• **Description of the task**
Among the following entries, say how many lines contain the word "post"; the answer is a number and nothing else.
--*--
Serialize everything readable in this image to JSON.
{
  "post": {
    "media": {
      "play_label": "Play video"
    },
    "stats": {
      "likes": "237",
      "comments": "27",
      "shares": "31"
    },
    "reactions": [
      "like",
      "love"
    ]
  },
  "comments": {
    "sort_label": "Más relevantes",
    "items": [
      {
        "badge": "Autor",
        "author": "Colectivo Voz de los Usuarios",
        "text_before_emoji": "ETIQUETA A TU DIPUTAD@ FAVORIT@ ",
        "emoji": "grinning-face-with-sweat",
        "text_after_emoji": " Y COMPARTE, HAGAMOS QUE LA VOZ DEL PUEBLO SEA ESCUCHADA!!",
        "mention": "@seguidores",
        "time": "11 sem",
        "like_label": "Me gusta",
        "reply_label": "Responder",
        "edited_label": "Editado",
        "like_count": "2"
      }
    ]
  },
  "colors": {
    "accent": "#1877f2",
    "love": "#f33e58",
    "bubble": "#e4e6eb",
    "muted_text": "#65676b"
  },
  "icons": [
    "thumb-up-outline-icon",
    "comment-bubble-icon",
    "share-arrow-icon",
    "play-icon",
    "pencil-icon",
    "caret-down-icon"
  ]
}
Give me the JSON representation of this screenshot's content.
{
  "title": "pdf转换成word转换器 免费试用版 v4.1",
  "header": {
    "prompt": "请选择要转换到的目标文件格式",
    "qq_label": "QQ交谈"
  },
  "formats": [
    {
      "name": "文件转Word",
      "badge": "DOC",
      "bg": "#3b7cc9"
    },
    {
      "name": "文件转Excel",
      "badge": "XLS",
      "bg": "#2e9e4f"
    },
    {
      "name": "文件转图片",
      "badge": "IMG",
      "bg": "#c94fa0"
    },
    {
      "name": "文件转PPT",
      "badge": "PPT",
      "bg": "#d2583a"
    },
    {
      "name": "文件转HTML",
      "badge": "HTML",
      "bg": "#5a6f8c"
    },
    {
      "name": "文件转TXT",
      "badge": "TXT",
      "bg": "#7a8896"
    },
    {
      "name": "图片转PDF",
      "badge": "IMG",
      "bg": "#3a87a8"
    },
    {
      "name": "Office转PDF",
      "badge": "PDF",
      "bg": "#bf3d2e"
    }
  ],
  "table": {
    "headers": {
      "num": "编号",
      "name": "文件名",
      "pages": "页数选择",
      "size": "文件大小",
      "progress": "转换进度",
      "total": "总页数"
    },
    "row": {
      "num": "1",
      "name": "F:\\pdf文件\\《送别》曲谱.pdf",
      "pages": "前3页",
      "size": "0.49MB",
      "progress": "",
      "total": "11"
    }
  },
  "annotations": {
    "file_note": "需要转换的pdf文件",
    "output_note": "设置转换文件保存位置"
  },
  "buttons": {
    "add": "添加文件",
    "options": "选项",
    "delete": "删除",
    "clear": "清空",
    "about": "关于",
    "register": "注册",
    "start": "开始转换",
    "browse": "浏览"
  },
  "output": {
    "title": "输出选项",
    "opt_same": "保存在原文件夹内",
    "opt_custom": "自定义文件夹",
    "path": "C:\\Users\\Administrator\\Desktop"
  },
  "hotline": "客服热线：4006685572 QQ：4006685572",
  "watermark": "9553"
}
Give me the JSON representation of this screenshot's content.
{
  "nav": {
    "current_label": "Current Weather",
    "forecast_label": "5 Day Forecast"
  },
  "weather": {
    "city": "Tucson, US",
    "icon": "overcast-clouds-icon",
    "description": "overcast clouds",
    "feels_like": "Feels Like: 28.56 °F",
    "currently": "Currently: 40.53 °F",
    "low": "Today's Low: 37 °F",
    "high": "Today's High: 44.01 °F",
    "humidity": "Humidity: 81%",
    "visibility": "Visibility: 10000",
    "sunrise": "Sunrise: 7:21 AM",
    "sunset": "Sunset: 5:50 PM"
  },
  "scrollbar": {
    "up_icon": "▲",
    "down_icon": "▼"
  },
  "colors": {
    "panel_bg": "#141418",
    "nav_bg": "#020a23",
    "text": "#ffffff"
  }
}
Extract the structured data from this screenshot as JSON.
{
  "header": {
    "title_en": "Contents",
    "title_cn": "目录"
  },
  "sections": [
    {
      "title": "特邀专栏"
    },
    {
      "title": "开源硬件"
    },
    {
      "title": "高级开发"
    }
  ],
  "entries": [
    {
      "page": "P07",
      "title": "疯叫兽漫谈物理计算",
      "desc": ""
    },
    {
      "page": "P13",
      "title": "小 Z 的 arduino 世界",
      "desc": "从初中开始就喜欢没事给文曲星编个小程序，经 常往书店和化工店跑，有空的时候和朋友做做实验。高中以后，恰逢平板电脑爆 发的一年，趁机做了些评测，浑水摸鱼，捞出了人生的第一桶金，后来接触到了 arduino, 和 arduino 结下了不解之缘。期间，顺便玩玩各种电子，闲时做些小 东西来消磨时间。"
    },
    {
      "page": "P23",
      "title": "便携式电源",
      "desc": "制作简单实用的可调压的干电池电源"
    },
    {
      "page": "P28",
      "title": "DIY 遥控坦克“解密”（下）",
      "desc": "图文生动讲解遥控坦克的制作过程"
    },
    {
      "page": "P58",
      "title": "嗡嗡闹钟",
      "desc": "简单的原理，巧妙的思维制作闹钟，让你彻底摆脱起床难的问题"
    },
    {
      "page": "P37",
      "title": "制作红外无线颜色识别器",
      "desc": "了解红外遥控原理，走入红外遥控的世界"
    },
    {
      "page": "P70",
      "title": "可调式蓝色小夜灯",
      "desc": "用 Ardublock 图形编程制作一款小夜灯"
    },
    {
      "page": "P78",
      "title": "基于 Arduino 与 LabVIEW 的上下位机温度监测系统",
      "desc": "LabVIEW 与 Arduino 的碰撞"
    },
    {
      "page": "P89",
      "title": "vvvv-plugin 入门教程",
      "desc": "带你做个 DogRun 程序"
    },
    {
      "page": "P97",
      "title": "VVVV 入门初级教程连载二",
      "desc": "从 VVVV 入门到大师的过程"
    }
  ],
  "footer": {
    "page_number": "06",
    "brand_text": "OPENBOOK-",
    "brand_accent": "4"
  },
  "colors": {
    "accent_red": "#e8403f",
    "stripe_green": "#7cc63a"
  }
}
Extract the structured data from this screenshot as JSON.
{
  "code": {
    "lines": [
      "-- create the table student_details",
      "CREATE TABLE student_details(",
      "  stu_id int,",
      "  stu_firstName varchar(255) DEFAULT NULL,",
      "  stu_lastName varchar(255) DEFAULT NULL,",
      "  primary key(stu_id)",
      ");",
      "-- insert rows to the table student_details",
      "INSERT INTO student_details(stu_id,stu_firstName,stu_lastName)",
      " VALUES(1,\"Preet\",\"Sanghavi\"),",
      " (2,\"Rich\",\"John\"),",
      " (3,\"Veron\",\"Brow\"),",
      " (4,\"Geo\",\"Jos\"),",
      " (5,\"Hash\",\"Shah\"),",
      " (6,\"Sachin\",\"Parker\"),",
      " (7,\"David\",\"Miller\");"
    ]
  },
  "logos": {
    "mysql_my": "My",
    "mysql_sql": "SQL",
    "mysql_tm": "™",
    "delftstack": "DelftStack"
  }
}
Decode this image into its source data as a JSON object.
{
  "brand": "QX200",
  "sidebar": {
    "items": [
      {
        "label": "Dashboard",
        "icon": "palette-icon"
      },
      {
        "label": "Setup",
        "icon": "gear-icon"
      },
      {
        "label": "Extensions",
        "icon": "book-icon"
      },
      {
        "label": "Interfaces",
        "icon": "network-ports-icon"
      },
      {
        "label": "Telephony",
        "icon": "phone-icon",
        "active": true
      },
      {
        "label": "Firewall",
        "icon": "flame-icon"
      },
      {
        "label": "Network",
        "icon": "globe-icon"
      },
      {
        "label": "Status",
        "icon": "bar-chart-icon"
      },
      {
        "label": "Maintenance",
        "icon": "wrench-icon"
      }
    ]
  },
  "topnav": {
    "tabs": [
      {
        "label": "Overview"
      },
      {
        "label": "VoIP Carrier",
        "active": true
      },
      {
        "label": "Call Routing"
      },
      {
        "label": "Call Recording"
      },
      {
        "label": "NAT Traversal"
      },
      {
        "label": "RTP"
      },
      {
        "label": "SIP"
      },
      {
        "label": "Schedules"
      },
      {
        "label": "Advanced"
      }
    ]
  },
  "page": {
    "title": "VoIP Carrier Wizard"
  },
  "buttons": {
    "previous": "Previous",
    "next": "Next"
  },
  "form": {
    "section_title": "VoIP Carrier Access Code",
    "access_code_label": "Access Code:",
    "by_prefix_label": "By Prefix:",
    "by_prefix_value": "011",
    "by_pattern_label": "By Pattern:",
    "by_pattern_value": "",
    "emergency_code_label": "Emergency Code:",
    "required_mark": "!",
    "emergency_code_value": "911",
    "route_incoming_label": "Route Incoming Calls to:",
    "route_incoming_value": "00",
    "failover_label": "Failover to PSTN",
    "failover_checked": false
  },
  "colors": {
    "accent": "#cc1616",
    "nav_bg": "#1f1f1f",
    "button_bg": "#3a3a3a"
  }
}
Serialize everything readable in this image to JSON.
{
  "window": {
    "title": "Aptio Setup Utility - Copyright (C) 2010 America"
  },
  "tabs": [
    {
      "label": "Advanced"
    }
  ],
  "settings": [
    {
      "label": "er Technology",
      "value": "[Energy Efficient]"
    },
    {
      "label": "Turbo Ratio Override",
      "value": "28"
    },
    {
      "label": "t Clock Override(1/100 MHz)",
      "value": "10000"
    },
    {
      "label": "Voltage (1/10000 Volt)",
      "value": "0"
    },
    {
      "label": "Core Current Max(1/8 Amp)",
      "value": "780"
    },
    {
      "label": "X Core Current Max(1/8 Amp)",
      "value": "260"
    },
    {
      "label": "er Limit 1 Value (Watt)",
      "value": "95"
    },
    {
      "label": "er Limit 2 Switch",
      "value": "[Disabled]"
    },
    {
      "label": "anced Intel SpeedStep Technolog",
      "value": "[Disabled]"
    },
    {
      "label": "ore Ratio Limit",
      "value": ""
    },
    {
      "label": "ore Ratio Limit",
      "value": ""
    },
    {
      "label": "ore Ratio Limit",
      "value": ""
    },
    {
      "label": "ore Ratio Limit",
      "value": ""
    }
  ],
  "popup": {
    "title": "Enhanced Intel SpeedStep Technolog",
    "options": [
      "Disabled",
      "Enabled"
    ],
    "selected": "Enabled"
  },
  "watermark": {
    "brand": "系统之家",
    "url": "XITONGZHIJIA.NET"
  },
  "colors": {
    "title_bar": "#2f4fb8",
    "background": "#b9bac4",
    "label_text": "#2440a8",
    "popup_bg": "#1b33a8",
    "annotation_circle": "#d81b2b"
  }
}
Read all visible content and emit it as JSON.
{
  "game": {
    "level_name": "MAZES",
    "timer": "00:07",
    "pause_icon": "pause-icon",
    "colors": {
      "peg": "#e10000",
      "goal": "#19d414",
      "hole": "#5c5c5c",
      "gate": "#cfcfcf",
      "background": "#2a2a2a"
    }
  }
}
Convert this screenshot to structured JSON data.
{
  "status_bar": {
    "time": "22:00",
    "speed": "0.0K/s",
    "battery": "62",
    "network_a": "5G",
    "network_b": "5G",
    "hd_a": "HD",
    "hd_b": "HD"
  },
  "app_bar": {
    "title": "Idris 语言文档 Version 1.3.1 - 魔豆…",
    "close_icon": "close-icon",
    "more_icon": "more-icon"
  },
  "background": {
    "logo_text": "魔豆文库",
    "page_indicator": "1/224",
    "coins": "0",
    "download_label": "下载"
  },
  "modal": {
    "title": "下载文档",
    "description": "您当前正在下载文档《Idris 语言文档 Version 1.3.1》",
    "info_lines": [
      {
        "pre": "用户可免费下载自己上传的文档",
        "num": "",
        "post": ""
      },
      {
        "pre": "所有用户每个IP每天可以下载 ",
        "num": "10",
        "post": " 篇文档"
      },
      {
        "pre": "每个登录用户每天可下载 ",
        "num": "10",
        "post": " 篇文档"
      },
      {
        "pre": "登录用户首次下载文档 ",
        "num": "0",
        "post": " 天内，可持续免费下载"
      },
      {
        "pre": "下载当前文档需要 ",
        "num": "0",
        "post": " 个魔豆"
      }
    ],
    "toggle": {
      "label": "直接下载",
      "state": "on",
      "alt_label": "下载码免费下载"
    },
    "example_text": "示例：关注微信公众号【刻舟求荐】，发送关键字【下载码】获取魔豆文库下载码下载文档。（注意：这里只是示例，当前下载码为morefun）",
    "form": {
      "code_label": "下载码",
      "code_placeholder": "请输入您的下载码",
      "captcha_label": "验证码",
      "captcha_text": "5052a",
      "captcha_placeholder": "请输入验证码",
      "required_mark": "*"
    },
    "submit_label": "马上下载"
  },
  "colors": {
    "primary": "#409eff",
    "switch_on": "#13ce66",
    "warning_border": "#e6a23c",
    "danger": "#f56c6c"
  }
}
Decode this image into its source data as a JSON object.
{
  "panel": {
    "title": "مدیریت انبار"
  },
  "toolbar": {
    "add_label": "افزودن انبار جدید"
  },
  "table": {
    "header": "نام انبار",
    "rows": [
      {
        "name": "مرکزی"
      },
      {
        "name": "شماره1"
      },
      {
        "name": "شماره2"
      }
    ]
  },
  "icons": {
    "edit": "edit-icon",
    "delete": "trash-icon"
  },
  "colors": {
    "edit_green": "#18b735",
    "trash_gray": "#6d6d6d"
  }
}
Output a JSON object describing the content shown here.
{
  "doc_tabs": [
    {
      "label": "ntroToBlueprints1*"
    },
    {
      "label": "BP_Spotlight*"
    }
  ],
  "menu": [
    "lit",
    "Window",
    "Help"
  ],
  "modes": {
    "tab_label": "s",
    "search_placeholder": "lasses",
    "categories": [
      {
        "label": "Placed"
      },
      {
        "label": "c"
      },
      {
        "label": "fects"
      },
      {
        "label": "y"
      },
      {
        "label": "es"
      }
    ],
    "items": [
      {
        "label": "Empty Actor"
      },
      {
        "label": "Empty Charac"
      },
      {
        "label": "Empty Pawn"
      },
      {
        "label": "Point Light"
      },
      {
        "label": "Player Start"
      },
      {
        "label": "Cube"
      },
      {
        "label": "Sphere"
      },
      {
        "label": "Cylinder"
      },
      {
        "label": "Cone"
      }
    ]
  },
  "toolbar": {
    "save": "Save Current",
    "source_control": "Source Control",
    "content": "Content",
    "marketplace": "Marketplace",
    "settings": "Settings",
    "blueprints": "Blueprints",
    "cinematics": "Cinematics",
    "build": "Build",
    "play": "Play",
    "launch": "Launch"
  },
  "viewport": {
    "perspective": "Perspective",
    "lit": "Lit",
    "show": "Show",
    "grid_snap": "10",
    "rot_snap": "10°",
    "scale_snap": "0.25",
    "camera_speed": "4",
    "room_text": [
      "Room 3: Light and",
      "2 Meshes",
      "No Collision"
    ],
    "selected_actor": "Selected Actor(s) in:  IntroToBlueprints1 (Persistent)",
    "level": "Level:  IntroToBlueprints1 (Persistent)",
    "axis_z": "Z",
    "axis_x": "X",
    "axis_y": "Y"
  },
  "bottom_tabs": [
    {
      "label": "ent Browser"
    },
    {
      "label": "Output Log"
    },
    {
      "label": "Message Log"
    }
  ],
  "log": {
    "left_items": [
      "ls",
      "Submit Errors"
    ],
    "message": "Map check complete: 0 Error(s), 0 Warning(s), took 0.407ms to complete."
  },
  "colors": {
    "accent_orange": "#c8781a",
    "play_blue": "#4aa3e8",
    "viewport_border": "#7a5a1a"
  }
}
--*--
• **Solution for this task**
6